Forestier's disease is a rare orthopedic condition that is technically known as the diffuse idiopathic skeletal hyperostosis. This can be translated as an “excessive bone overgrowth of unclear causes”.


Cause of the pathology is not clear, the disease more often affects males and we assume some genetic predisposition. It has been discovered that the Forestier's disease is related to metabolism and often affects patients with type 2 diabetes. It is an extremely rare in young people and the majority of cases occur in patients older than 50 years of age.


The victim suffers from an inadequately high calcification of bones and soft tissues of the vertebral column (i.e. tendons, ligaments, etc.). This process can, however, affect even other areas including the shoulders, ribs, knees, etc. At first, the disease may not manifest, later the patient complains about chest pain and gradually worsening general stiffness with disorders of joint mobility. Sometimes there are even swallowing disorders as the esophagus is oppressed by bone growths of the cervical vertebral column. Severe forms of the disease cause movement disability and thus significantly increase the risk of pneumonia.
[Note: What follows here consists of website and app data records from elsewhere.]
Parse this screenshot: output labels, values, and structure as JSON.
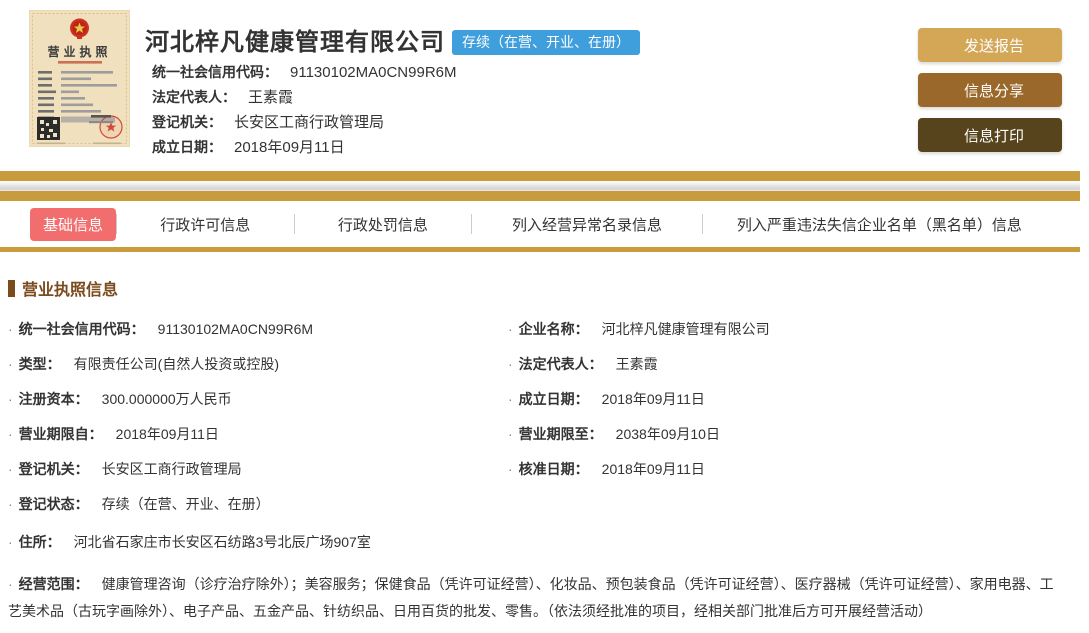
{
  "header": {
    "company_name": "河北梓凡健康管理有限公司",
    "status_badge": "存续（在营、开业、在册）",
    "license_image": {
      "title": "营业执照"
    },
    "fields": [
      {
        "label": "统一社会信用代码：",
        "value": "91130102MA0CN99R6M"
      },
      {
        "label": "法定代表人：",
        "value": "王素霞"
      },
      {
        "label": "登记机关：",
        "value": "长安区工商行政管理局"
      },
      {
        "label": "成立日期：",
        "value": "2018年09月11日"
      }
    ],
    "actions": [
      {
        "label": "发送报告"
      },
      {
        "label": "信息分享"
      },
      {
        "label": "信息打印"
      }
    ]
  },
  "tabs": [
    {
      "label": "基础信息",
      "active": true
    },
    {
      "label": "行政许可信息",
      "active": false
    },
    {
      "label": "行政处罚信息",
      "active": false
    },
    {
      "label": "列入经营异常名录信息",
      "active": false
    },
    {
      "label": "列入严重违法失信企业名单（黑名单）信息",
      "active": false
    }
  ],
  "license_info": {
    "title": "营业执照信息",
    "rows": [
      {
        "left": {
          "label": "统一社会信用代码：",
          "value": "91130102MA0CN99R6M"
        },
        "right": {
          "label": "企业名称：",
          "value": "河北梓凡健康管理有限公司"
        }
      },
      {
        "left": {
          "label": "类型：",
          "value": "有限责任公司(自然人投资或控股)"
        },
        "right": {
          "label": "法定代表人：",
          "value": "王素霞"
        }
      },
      {
        "left": {
          "label": "注册资本：",
          "value": "300.000000万人民币"
        },
        "right": {
          "label": "成立日期：",
          "value": "2018年09月11日"
        }
      },
      {
        "left": {
          "label": "营业期限自：",
          "value": "2018年09月11日"
        },
        "right": {
          "label": "营业期限至：",
          "value": "2038年09月10日"
        }
      },
      {
        "left": {
          "label": "登记机关：",
          "value": "长安区工商行政管理局"
        },
        "right": {
          "label": "核准日期：",
          "value": "2018年09月11日"
        }
      },
      {
        "left": {
          "label": "登记状态：",
          "value": "存续（在营、开业、在册）"
        }
      },
      {
        "left": {
          "label": "住所：",
          "value": "河北省石家庄市长安区石纺路3号北辰广场907室"
        }
      },
      {
        "full": {
          "label": "经营范围：",
          "value": "健康管理咨询（诊疗治疗除外）；美容服务；保健食品（凭许可证经营）、化妆品、预包装食品（凭许可证经营）、医疗器械（凭许可证经营）、家用电器、工艺美术品（古玩字画除外）、电子产品、五金产品、针纺织品、日用百货的批发、零售。（依法须经批准的项目，经相关部门批准后方可开展经营活动）"
        }
      }
    ]
  },
  "colors": {
    "gold_bar": "#c89b3c",
    "active_tab_red": "#f26d6d",
    "status_badge_blue": "#3f9edc",
    "button_send": "#d4a757",
    "button_share": "#99682a",
    "button_print": "#57441d",
    "section_brown": "#7b4a1d"
  }
}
The disease is usually diagnosed by an orthopedist or a radiologist. The diagnosis is probable in a patient with the above-mentioned troubles with positive confirmation of bone overgrowth by the X-ray. Positive family history is another factor increasing the probability of the right diagnosis.


As we do not know the real underlying cause, we have only symptomatic therapeutic methods. Regular physical exercise is highly advisable to preserve the mobility and painkillers are used to treat any adjacent pain. When type 2 diabetes is present, it is important to treat it properly and maintain as normal blood glucose levels as possible.


Jiri Stefanek, MD  Author of texts: Jiri Stefanek, MD
 Sources: basic text sources